CFLAGS=-O3 -pipe -march=athlon-tbird -fexpensive-optimizations
# Added compile time optimizations
3/7/05 - tpw
export CFLAGS="-O3 -pipe -march=athlon-tbird -fexpensive-optimizations"
export CXXFLAGS="-O3 -pipe -march=athlon-tbird
So, now I have an environment that builds optimized RPMs
from SRPMs provided by known repositories, that when installed,
maintain compatibility with those repositories. But, to really put the
icing on the cake, I found out how to build them so that I know that
the RPMs are, indeed, the optimized versions. That is, the RPMs built
get built as .athlon RPMs. The secret? A little setting in my ~/.rpmrc
file called optflages:
$ cat .rpmrc
That, and building the RPMs with --target=athlon
optflags: athlon -O3 -pipe -march=athlon-tbird -fexpensive-optimizations
rpmbuild -ba --target=athlon
Doing this allowed me to create .athlon kdelibs RPMs.

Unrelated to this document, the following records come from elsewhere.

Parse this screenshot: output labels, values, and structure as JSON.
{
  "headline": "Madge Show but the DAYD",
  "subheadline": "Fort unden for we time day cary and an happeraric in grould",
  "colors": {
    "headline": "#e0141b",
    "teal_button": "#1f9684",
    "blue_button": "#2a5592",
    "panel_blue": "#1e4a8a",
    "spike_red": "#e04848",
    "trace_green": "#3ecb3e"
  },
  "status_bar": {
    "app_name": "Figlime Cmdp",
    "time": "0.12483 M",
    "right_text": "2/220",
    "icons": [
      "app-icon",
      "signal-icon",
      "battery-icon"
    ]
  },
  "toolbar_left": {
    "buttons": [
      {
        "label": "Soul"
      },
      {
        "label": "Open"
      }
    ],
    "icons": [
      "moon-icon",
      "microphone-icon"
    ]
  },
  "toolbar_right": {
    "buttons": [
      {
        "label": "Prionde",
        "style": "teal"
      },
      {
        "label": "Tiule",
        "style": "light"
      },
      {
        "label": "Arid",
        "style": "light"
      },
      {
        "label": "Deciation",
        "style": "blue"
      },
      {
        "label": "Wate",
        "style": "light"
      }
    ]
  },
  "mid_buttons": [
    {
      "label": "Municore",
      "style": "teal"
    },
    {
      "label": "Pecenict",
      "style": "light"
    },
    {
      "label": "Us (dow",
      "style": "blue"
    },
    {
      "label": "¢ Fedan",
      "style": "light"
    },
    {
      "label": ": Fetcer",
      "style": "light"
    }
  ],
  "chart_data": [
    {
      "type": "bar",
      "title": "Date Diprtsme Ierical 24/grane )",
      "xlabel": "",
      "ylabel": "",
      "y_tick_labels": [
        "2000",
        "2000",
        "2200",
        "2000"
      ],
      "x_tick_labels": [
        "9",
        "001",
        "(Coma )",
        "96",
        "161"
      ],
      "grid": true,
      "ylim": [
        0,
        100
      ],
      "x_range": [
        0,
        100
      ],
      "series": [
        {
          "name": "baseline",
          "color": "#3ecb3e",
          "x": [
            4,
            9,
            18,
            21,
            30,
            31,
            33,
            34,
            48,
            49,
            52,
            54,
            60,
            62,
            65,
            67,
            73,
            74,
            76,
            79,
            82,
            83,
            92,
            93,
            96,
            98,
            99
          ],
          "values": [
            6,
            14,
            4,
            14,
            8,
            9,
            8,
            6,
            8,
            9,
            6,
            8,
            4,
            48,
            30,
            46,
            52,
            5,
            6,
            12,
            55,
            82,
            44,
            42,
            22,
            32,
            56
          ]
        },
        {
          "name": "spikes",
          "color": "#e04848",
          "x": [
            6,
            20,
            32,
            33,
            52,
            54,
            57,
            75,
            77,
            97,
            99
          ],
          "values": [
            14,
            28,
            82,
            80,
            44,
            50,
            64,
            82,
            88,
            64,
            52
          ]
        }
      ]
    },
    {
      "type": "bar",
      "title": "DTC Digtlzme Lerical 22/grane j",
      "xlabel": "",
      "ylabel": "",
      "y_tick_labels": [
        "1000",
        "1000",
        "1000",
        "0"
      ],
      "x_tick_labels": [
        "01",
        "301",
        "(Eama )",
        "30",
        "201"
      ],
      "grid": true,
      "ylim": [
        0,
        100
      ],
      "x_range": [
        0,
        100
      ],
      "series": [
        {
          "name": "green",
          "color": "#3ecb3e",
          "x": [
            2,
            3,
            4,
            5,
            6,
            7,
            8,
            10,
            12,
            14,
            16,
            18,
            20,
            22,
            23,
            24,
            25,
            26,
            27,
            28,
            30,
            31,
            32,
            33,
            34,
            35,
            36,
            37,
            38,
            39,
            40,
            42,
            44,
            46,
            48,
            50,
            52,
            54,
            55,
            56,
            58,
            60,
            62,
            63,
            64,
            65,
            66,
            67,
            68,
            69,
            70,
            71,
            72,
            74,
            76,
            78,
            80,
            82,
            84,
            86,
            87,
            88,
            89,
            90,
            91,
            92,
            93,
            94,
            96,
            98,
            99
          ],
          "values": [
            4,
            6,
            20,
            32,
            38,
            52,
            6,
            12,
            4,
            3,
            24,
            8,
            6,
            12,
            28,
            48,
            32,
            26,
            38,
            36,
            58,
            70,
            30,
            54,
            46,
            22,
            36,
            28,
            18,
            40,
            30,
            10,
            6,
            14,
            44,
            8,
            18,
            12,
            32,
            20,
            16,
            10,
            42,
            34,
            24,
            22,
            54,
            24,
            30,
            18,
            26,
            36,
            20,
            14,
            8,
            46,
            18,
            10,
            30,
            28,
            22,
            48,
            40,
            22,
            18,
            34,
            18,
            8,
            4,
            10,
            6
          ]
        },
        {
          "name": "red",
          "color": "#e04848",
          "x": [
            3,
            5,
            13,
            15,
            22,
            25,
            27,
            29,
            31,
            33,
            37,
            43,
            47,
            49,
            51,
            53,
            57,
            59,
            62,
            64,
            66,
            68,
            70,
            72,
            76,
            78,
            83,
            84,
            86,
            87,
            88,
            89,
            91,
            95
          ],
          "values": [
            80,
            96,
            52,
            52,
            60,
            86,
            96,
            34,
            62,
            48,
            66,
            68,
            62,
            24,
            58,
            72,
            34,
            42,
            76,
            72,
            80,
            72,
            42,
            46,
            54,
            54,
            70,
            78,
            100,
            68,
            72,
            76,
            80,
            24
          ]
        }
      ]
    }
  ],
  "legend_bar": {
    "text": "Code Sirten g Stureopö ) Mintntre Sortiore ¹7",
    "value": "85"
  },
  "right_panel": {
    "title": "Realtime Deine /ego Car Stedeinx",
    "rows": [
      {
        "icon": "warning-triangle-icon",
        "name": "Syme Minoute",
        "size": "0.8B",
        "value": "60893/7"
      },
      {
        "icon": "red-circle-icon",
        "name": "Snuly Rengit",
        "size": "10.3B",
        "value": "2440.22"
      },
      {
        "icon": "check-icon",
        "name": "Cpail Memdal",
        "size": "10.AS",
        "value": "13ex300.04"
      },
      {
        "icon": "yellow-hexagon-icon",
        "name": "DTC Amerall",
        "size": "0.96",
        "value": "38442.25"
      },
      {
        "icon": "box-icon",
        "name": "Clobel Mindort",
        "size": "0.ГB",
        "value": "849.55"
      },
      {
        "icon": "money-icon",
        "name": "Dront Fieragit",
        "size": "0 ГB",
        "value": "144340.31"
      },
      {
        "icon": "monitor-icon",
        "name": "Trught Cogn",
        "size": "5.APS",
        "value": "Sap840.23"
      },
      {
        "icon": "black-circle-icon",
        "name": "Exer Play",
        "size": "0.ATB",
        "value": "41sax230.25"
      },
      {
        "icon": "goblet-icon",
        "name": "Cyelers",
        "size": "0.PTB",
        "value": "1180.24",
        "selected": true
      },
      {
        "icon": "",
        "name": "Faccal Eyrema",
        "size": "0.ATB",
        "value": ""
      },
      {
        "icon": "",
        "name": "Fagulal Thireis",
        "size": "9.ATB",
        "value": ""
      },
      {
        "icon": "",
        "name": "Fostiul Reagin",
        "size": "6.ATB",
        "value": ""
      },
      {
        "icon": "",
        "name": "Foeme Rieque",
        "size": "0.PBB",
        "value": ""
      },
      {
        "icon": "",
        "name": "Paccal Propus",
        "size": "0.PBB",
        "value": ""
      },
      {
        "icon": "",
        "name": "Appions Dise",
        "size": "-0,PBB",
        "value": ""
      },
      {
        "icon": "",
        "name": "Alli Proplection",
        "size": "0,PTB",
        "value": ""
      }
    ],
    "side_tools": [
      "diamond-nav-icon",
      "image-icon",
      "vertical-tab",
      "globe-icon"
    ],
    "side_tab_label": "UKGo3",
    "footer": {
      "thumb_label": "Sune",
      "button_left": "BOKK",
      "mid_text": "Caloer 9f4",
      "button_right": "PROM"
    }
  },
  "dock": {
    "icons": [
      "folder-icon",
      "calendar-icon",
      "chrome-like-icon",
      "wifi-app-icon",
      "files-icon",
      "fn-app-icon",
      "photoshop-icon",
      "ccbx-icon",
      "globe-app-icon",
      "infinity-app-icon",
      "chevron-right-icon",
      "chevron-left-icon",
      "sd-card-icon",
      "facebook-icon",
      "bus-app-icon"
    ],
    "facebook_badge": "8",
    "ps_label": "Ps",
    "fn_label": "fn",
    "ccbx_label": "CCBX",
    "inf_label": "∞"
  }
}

$ ll ../RPMS/athlon/kdelibs*
So far, I've done QT, kdelibs and kdebase, and there's a noticable
difference in the response time of my desktop. My next task will be to
try and do the same thing with a kernel SRPM, to see what difference
that might make.
-rw-rw-r-- ... 18161743 Mar 20 00:26
-rw-rw-r-- ... 1928660 Mar 20 00:26
-rw-rw-r-- ... 1309724 Mar 20 00:26
Ain't Linux fun?
If you have any questions about this process, or just wanna say hi, I
tend to hang out on #linux-users on
irc.linux-sxs.org during the
day, and sometimes on weekends. Fire up your favorite IRC client and
join the channel. Feel free to e-mail